Local SEO & International SEO Have Lots In Common
International SEO and local SEO are very different right? Wrong -- well sort of wrong. Actually they have a lot in common -- but they also have some key differences. But they could certainly do with working together in the interest of their clients.
In my last Multinational Search post, A Plea to Let International Users Decide What Language They Speak, I talked about the fact that international borders are arbitrary and that it is most important to target the person, centered on their universe, and not to present them with the world as you see it. Taking that one step further, it is a dream of mine to be able to deliver the kind of geotargeting which is increasingly becoming possible with pay per click—through SEO. For this reason, I’ve been studying the areas of convergence between local and international SEO. It turns out that, in principle at least, they have a lot in common.
The similarities: How local and international SEO compare
Keyword content is essential in local. Keyword patterns have long been used by Google and other crawler-based search engines to determine the locality of a search. I’m referring not just to the inclusion of a geographic term such as a town in the search query, such as “Maryville restaurants.” I’m also talking about the position of the term Maryville in the search query, which can affect both the results and the way they’re presented. This is why a query like “restaurants Maryville” can and frequently does give different results than “Maryville restaurants.”
In international SEO, geographic terms such as “Maryville” can both clarify and confuse the location of the search (by country), but the principle still remains true that the search query itself can carry useful indicators of both “local” location and “international location.” For instance, it used to be the case that UK search queries frequently had “UK” tagged on the end to help the search engines guess which English-speaking nation was involved. And then there are ambiguous queries where it’s difficult to pinpoint location—does “hotels Paris” refer to France or Texas, for instance?
Using IP addresses for location. An increasingly popular solution for both “local” and “international” SEO is for the search engines to use the geographic location of the IP address to give a relatively precise indicator of the location the searcher intended. In the early days of the internet, this was only useful for locating users on a country-level basis, but IP location today is becoming increasingly accurate. The advantage is that a query for “Hotels Paris” in Texas is probably going to give you some nice hotels in Paris, Texas. In local SEO, this works fine, but for international SEO projects, targeting potential visitors to France who live in Texas becomes more of a challenge.
In other words, while the use of IP addresses by search engines for targeting queries to a specific geographic location can be an advantage to local SEO folks, it can be a downright hindrance to international SEO efforts.
Mobile is growing in importance. The role of mobile very much varies by country. In some, such as Japan for instance, targeting mobile phone users is important for people working in both international and local SEO. In other countries, where mobile is key simply to reach people because the landline infrastructure is not as effective—as in parts of Africa, south east Asia and deepest Latin America—mobile is the mainstream channel for targeting people from an international perspective, and is much less useful on a local level.
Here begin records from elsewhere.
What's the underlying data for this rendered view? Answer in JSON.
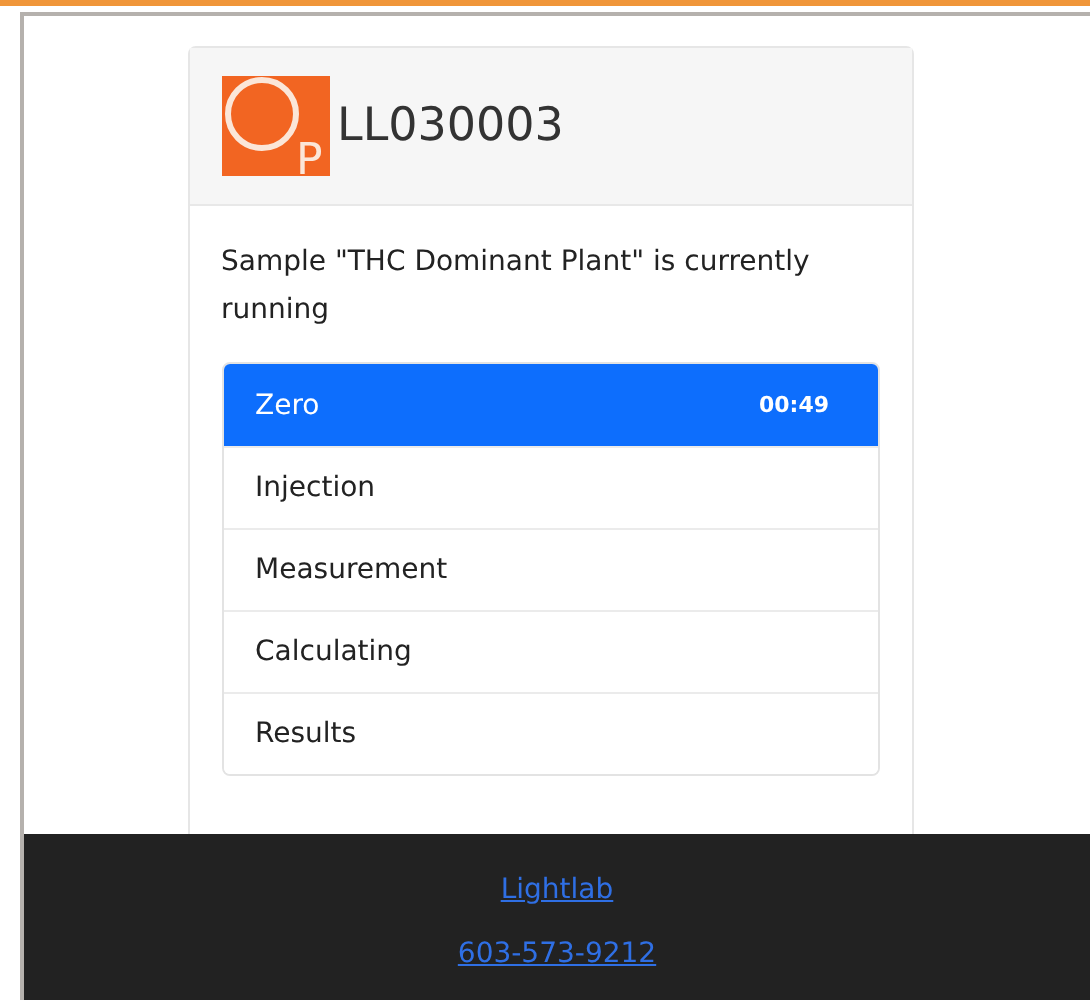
{
  "header": {
    "logo_letter": "P",
    "device": "LL030003"
  },
  "message": "Sample \"THC Dominant Plant\" is currently running",
  "steps": [
    {
      "label": "Zero",
      "selected": true,
      "time": "00:49"
    },
    {
      "label": "Injection",
      "selected": false
    },
    {
      "label": "Measurement",
      "selected": false
    },
    {
      "label": "Calculating",
      "selected": false
    },
    {
      "label": "Results",
      "selected": false
    }
  ],
  "footer": {
    "links": [
      "Lightlab",
      "603-573-9212"
    ]
  }
}
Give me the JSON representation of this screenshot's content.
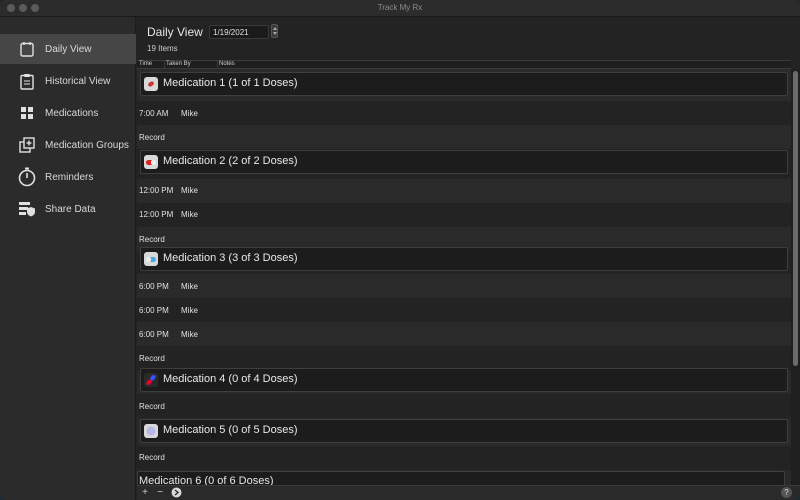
{
  "window": {
    "title": "Track My Rx"
  },
  "sidebar": {
    "items": [
      {
        "label": "Daily View",
        "icon": "calendar-icon",
        "active": true
      },
      {
        "label": "Historical View",
        "icon": "clipboard-icon",
        "active": false
      },
      {
        "label": "Medications",
        "icon": "grid-icon",
        "active": false
      },
      {
        "label": "Medication Groups",
        "icon": "group-add-icon",
        "active": false
      },
      {
        "label": "Reminders",
        "icon": "stopwatch-icon",
        "active": false
      },
      {
        "label": "Share Data",
        "icon": "share-shield-icon",
        "active": false
      }
    ]
  },
  "header": {
    "title": "Daily View",
    "date": "1/19/2021",
    "item_count": "19 Items"
  },
  "columns": {
    "time": "Time",
    "taken_by": "Taken By",
    "notes": "Notes"
  },
  "groups": [
    {
      "name": "Medication 1 (1 of 1 Doses)",
      "icon": "white-pill-icon",
      "doses": [
        {
          "time": "7:00 AM",
          "taken_by": "Mike"
        }
      ],
      "action": "Record"
    },
    {
      "name": "Medication 2 (2 of 2 Doses)",
      "icon": "red-capsule-icon",
      "doses": [
        {
          "time": "12:00 PM",
          "taken_by": "Mike"
        },
        {
          "time": "12:00 PM",
          "taken_by": "Mike"
        }
      ],
      "action": "Record"
    },
    {
      "name": "Medication 3 (3 of 3 Doses)",
      "icon": "blue-capsule-icon",
      "doses": [
        {
          "time": "6:00 PM",
          "taken_by": "Mike"
        },
        {
          "time": "6:00 PM",
          "taken_by": "Mike"
        },
        {
          "time": "6:00 PM",
          "taken_by": "Mike"
        }
      ],
      "action": "Record"
    },
    {
      "name": "Medication 4 (0 of 4 Doses)",
      "icon": "red-blue-capsule-icon",
      "doses": [],
      "action": "Record"
    },
    {
      "name": "Medication 5 (0 of 5 Doses)",
      "icon": "round-tablet-icon",
      "doses": [],
      "action": "Record"
    },
    {
      "name": "Medication 6 (0 of 6 Doses)",
      "icon": "",
      "doses": [],
      "action": ""
    }
  ],
  "bottombar": {
    "add": "+",
    "remove": "−",
    "help": "?"
  }
}
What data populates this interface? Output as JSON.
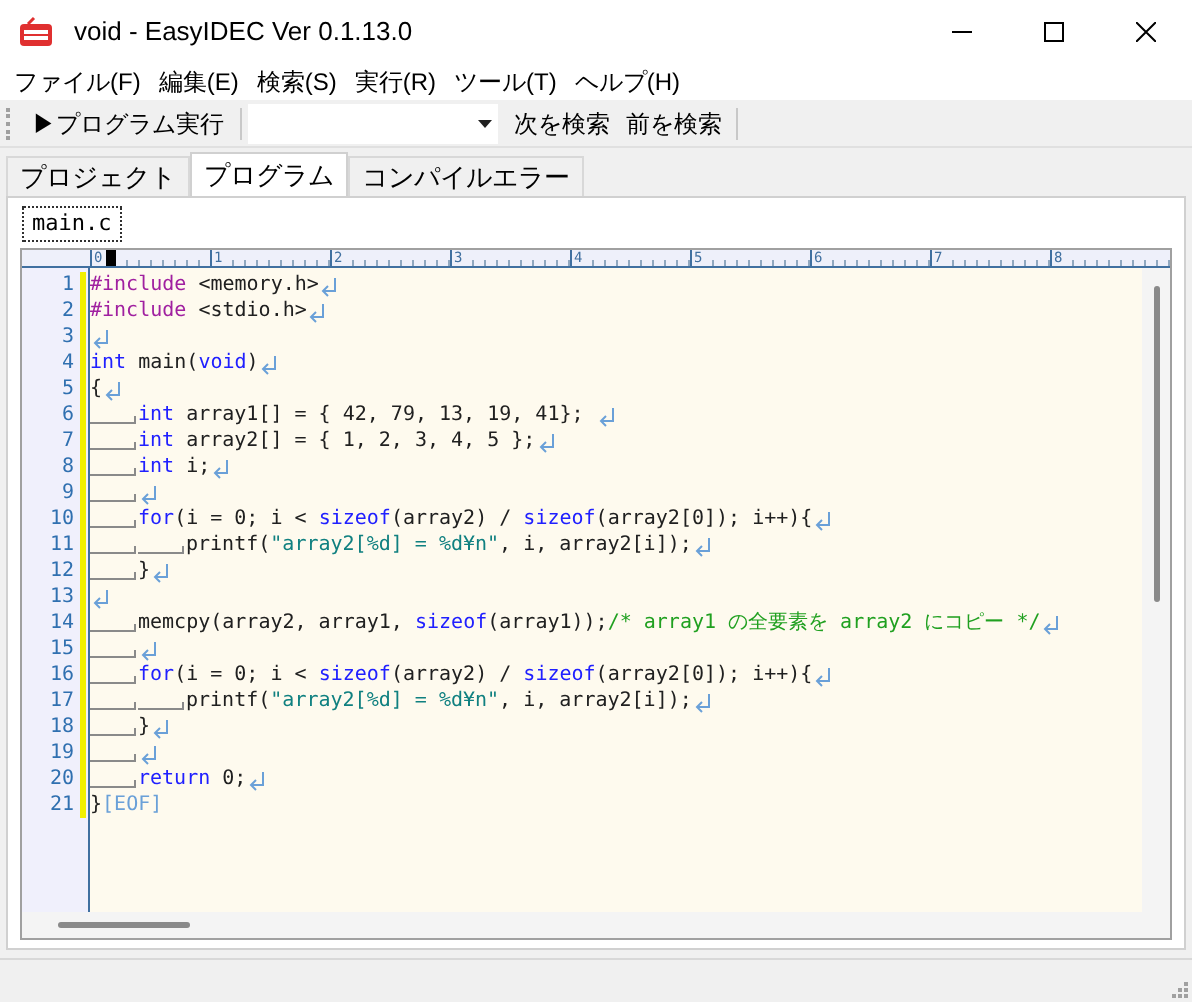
{
  "window": {
    "title": "void - EasyIDEC Ver 0.1.13.0"
  },
  "menu": [
    "ファイル(F)",
    "編集(E)",
    "検索(S)",
    "実行(R)",
    "ツール(T)",
    "ヘルプ(H)"
  ],
  "toolbar": {
    "run_button": "▶プログラム実行",
    "find_next": "次を検索",
    "find_prev": "前を検索"
  },
  "tabs": [
    {
      "label": "プロジェクト",
      "selected": false
    },
    {
      "label": "プログラム",
      "selected": true
    },
    {
      "label": "コンパイルエラー",
      "selected": false
    }
  ],
  "file_tabs": [
    {
      "label": "main.c",
      "selected": true
    }
  ],
  "ruler": {
    "labels": [
      "0",
      "1",
      "2",
      "3",
      "4",
      "5",
      "6",
      "7",
      "8"
    ]
  },
  "editor": {
    "lines": [
      {
        "number": "1",
        "tokens": [
          {
            "kind": "preproc",
            "text": "#include"
          },
          {
            "kind": "text",
            "text": " <memory.h>"
          },
          {
            "kind": "newline"
          }
        ]
      },
      {
        "number": "2",
        "tokens": [
          {
            "kind": "preproc",
            "text": "#include"
          },
          {
            "kind": "text",
            "text": " <stdio.h>"
          },
          {
            "kind": "newline"
          }
        ]
      },
      {
        "number": "3",
        "tokens": [
          {
            "kind": "newline"
          }
        ]
      },
      {
        "number": "4",
        "tokens": [
          {
            "kind": "keyword",
            "text": "int"
          },
          {
            "kind": "text",
            "text": " main("
          },
          {
            "kind": "keyword",
            "text": "void"
          },
          {
            "kind": "text",
            "text": ")"
          },
          {
            "kind": "newline"
          }
        ]
      },
      {
        "number": "5",
        "tokens": [
          {
            "kind": "text",
            "text": "{"
          },
          {
            "kind": "newline"
          }
        ]
      },
      {
        "number": "6",
        "tokens": [
          {
            "kind": "tab"
          },
          {
            "kind": "keyword",
            "text": "int"
          },
          {
            "kind": "text",
            "text": " array1[] = { 42, 79, 13, 19, 41}; "
          },
          {
            "kind": "newline"
          }
        ]
      },
      {
        "number": "7",
        "tokens": [
          {
            "kind": "tab"
          },
          {
            "kind": "keyword",
            "text": "int"
          },
          {
            "kind": "text",
            "text": " array2[] = { 1, 2, 3, 4, 5 };"
          },
          {
            "kind": "newline"
          }
        ]
      },
      {
        "number": "8",
        "tokens": [
          {
            "kind": "tab"
          },
          {
            "kind": "keyword",
            "text": "int"
          },
          {
            "kind": "text",
            "text": " i;"
          },
          {
            "kind": "newline"
          }
        ]
      },
      {
        "number": "9",
        "tokens": [
          {
            "kind": "tab"
          },
          {
            "kind": "newline"
          }
        ]
      },
      {
        "number": "10",
        "tokens": [
          {
            "kind": "tab"
          },
          {
            "kind": "keyword",
            "text": "for"
          },
          {
            "kind": "text",
            "text": "(i = 0; i < "
          },
          {
            "kind": "keyword",
            "text": "sizeof"
          },
          {
            "kind": "text",
            "text": "(array2) / "
          },
          {
            "kind": "keyword",
            "text": "sizeof"
          },
          {
            "kind": "text",
            "text": "(array2[0]); i++){"
          },
          {
            "kind": "newline"
          }
        ]
      },
      {
        "number": "11",
        "tokens": [
          {
            "kind": "tab"
          },
          {
            "kind": "tab"
          },
          {
            "kind": "text",
            "text": "printf("
          },
          {
            "kind": "string",
            "text": "\"array2[%d] = %d¥n\""
          },
          {
            "kind": "text",
            "text": ", i, array2[i]);"
          },
          {
            "kind": "newline"
          }
        ]
      },
      {
        "number": "12",
        "tokens": [
          {
            "kind": "tab"
          },
          {
            "kind": "text",
            "text": "}"
          },
          {
            "kind": "newline"
          }
        ]
      },
      {
        "number": "13",
        "tokens": [
          {
            "kind": "newline"
          }
        ]
      },
      {
        "number": "14",
        "tokens": [
          {
            "kind": "tab"
          },
          {
            "kind": "text",
            "text": "memcpy(array2, array1, "
          },
          {
            "kind": "keyword",
            "text": "sizeof"
          },
          {
            "kind": "text",
            "text": "(array1));"
          },
          {
            "kind": "comment",
            "text": "/* array1 の全要素を array2 にコピー */"
          },
          {
            "kind": "newline"
          }
        ]
      },
      {
        "number": "15",
        "tokens": [
          {
            "kind": "tab"
          },
          {
            "kind": "newline"
          }
        ]
      },
      {
        "number": "16",
        "tokens": [
          {
            "kind": "tab"
          },
          {
            "kind": "keyword",
            "text": "for"
          },
          {
            "kind": "text",
            "text": "(i = 0; i < "
          },
          {
            "kind": "keyword",
            "text": "sizeof"
          },
          {
            "kind": "text",
            "text": "(array2) / "
          },
          {
            "kind": "keyword",
            "text": "sizeof"
          },
          {
            "kind": "text",
            "text": "(array2[0]); i++){"
          },
          {
            "kind": "newline"
          }
        ]
      },
      {
        "number": "17",
        "tokens": [
          {
            "kind": "tab"
          },
          {
            "kind": "tab"
          },
          {
            "kind": "text",
            "text": "printf("
          },
          {
            "kind": "string",
            "text": "\"array2[%d] = %d¥n\""
          },
          {
            "kind": "text",
            "text": ", i, array2[i]);"
          },
          {
            "kind": "newline"
          }
        ]
      },
      {
        "number": "18",
        "tokens": [
          {
            "kind": "tab"
          },
          {
            "kind": "text",
            "text": "}"
          },
          {
            "kind": "newline"
          }
        ]
      },
      {
        "number": "19",
        "tokens": [
          {
            "kind": "tab"
          },
          {
            "kind": "newline"
          }
        ]
      },
      {
        "number": "20",
        "tokens": [
          {
            "kind": "tab"
          },
          {
            "kind": "keyword",
            "text": "return"
          },
          {
            "kind": "text",
            "text": " 0;"
          },
          {
            "kind": "newline"
          }
        ]
      },
      {
        "number": "21",
        "tokens": [
          {
            "kind": "text",
            "text": "}"
          },
          {
            "kind": "eof",
            "text": "[EOF]"
          }
        ]
      }
    ]
  }
}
Listing physical addresses. International SEOs often overlook the need to ensure that the correct country addresses denoted in the fashion the search engine prefer are listed abundantly on a website. You should also be listing all physical locations on Google maps via Google places—a tip which is just as relevant whether you’re doing international or local SEO.
Displaying correct prices. This is a major problem for many international e-commerce sites because they may need to show different pricing from country to country depending on tax rates, distribution costs or different contractual situations with local franchisees. International companies often try to solve this—and in the process screw up their whole international SEO strategy—by redirecting crawlers all over the world, except where they should be going. Local SEOs must ensure that search results displayed in their locality have the correct pricing too, though this is often more about seasonality and differential pricing than currency and exchange rates.
The differences: How local and international SEO contrast
International SEO uses language to identify a location. If you’ve been reading my posts in this column, you’ll not be surprised to hear me talk about language and culture as key differences between international and local SEO. For example, the culture is different between west and east coast America, but generally you can understand each other readily easily and may even watch the same football or baseball championships on TV.
The biggest difference between local and international SEO is the language and the impact it has on everything. Language affects culture, the way things are bought, how things are searched for, how people buy and why they think the way they do. It is such a complex sub-set of new things to do differently, that language alone can claim to be the distinguishing factor between international SEO and local SEO (because otherwise they look pretty similar, eh?).
International SEO uses domain references to target a location. The old story about local domains, sub-domains, folders and links always comes into the equation with international SEO since using links and hosting indicators—as well as Webmaster Central settings—can have a big influence on the success rate of international SEO rollout plans. Local SEO doesn’t face those challenges, right?
But overall, the most interesting thing about this comparison are the similarities, not the differences. Ultimately, what you want to do is to target locally internationally. Now you’re talking.